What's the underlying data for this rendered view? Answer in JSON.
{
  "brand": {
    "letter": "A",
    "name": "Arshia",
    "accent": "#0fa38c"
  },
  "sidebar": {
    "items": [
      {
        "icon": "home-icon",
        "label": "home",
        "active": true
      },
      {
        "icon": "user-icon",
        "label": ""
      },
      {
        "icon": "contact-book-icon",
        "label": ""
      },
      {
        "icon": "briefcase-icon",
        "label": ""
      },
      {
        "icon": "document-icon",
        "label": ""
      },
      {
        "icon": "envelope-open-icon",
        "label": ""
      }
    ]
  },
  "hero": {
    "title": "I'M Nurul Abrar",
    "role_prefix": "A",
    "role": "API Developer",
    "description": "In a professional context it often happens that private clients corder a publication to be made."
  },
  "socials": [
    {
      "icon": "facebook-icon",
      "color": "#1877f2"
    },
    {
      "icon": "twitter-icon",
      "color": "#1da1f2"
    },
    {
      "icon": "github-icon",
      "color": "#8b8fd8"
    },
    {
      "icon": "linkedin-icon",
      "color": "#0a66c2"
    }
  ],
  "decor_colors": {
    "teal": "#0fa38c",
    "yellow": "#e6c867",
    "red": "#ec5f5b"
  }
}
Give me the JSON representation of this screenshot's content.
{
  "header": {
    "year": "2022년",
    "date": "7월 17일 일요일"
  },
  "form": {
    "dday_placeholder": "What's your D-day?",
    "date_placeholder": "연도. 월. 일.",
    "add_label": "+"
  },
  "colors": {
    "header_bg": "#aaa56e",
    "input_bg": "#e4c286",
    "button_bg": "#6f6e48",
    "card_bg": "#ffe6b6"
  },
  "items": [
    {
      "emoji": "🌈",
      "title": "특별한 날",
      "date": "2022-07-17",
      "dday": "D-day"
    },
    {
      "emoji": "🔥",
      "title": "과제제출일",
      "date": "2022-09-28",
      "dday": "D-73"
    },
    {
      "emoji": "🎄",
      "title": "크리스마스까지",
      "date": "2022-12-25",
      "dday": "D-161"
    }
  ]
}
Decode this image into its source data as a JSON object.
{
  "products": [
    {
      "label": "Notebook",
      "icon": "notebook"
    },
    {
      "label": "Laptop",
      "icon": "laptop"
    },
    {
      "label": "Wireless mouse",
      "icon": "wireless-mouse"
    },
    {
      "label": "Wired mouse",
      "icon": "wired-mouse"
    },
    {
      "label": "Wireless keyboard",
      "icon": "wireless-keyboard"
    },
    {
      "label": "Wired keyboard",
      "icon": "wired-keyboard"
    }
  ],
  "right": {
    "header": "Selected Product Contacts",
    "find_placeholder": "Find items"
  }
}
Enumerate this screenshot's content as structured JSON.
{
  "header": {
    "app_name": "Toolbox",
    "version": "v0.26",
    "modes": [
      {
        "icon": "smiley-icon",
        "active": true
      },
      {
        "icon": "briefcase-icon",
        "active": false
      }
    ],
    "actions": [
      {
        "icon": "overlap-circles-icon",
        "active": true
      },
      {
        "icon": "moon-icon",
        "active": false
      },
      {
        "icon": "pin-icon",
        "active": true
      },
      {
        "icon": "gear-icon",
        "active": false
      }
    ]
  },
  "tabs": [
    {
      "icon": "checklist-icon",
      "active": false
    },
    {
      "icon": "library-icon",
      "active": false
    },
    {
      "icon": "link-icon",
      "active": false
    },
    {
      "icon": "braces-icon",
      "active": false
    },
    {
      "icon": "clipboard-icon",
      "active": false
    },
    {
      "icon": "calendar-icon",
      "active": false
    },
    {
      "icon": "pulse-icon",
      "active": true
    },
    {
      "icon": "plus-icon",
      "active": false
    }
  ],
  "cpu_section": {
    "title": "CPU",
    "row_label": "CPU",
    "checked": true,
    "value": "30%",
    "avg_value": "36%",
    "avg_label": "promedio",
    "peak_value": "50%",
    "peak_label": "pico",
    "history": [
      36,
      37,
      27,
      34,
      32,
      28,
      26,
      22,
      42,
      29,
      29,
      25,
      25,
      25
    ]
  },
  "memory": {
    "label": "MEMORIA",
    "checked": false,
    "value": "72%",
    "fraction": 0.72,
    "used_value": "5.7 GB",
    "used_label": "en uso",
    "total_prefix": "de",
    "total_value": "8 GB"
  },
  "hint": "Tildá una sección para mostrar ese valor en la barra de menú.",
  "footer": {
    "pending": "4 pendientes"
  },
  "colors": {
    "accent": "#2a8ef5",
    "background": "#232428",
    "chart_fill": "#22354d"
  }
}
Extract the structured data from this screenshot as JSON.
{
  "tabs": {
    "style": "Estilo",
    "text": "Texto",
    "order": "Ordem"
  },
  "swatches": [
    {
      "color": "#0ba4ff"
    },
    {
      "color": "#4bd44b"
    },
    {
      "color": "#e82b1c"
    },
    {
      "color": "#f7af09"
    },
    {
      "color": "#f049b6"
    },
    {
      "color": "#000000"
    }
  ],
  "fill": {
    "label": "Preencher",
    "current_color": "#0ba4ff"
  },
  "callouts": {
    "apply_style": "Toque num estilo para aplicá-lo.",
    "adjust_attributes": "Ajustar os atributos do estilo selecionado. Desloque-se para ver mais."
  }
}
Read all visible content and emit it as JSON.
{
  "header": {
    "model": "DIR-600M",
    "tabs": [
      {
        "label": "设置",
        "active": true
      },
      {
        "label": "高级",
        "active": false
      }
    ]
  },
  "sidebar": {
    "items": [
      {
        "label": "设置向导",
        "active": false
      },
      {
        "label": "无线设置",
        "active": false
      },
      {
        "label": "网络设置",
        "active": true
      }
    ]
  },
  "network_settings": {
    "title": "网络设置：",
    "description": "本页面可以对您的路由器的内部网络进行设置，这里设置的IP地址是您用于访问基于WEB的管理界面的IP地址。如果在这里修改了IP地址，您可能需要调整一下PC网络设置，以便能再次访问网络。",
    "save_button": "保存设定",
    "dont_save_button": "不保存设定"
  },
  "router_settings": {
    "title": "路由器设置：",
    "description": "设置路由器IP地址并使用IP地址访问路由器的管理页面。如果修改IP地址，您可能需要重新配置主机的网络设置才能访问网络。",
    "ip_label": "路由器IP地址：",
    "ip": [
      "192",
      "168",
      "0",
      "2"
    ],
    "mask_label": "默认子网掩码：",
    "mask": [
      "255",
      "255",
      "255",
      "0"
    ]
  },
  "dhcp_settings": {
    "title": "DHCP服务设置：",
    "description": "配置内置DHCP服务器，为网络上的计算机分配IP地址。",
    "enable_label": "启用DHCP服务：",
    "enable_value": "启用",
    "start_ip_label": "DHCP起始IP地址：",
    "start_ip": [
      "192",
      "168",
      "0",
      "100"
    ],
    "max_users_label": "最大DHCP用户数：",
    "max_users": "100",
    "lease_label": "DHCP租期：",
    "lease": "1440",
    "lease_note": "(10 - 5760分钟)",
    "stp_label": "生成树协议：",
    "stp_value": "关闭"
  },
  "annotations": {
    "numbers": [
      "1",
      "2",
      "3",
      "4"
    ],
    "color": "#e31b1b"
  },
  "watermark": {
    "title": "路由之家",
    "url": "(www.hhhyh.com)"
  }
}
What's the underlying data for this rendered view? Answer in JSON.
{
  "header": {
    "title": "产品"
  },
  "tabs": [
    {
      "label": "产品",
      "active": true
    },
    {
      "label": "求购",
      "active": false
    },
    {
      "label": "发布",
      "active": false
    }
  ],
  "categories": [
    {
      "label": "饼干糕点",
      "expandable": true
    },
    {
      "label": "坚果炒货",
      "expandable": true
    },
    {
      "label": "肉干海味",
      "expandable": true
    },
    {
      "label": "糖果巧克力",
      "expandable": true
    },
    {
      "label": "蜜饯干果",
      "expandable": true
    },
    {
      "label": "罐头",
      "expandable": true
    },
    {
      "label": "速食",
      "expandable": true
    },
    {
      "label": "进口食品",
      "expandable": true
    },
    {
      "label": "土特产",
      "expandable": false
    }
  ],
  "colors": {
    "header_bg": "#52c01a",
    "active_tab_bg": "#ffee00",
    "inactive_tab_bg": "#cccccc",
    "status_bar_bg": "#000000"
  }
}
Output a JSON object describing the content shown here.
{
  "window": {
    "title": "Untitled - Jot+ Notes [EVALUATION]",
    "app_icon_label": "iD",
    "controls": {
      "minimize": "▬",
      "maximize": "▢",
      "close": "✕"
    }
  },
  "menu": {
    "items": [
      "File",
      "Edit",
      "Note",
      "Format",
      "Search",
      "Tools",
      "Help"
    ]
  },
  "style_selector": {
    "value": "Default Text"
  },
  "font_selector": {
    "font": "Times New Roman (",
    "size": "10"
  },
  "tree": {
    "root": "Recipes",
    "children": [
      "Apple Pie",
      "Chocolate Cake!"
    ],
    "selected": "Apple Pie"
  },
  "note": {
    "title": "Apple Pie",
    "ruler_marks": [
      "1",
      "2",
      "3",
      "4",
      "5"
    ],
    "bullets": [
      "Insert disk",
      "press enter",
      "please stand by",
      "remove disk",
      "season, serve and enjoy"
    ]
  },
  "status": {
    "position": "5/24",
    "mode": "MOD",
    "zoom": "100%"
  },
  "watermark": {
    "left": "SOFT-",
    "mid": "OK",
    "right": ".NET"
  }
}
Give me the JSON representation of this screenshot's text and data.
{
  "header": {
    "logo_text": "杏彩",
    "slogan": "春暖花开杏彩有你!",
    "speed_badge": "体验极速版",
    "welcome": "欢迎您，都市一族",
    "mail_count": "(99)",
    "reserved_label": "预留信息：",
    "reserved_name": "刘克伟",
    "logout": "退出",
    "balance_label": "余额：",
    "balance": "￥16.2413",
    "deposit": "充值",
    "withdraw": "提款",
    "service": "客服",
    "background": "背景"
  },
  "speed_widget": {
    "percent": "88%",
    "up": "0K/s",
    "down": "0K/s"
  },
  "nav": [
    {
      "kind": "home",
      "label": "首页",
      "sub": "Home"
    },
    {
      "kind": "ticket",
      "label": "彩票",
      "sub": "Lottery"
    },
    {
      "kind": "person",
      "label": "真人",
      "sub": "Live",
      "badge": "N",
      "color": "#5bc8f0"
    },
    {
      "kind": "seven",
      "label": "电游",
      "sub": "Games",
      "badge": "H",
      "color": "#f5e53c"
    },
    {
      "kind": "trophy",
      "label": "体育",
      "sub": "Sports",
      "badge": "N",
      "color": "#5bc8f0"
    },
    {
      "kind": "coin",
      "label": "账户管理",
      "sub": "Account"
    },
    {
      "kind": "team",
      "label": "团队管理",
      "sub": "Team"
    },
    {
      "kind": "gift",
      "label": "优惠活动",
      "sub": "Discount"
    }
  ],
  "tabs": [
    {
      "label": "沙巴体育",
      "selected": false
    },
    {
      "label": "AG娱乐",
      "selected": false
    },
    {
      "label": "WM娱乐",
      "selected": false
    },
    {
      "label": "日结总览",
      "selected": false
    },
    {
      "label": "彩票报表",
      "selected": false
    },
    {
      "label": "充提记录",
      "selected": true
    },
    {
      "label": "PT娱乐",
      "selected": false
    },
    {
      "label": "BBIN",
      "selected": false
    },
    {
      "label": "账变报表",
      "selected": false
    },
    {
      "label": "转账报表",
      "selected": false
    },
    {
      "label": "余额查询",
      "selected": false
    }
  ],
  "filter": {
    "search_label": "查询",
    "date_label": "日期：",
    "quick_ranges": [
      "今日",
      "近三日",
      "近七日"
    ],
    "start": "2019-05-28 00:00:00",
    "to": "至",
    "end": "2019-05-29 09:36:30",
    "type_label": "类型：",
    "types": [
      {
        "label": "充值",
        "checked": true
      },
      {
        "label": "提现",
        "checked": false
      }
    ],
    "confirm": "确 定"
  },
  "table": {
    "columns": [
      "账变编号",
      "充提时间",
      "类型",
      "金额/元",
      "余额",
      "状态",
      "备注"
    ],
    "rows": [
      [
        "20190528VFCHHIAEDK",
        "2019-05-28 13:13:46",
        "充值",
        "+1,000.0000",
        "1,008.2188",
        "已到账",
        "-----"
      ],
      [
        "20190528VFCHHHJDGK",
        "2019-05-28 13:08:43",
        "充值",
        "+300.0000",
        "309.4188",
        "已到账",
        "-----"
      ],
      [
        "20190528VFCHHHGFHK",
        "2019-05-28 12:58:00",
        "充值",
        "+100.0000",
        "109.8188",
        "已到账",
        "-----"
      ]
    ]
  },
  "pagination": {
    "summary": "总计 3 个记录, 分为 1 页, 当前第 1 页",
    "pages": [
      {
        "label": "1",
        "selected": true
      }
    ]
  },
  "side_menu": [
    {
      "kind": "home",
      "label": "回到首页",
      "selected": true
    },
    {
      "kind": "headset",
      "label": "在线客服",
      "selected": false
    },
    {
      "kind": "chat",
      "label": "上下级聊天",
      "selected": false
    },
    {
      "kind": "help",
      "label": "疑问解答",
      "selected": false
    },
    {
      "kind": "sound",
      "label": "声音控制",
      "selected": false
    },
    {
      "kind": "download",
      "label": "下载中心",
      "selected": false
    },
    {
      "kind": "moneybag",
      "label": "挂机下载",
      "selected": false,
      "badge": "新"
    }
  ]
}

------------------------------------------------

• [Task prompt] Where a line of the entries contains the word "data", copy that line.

• [Answer space]
What's the underlying data for this rendered view? Answer in JSON.
Decode this image into its source data as a JSON object.
Extract the structured data from this screenshot as JSON.
What's the underlying data for this rendered view? Answer in JSON.
Give me the JSON representation of this screenshot's text and data.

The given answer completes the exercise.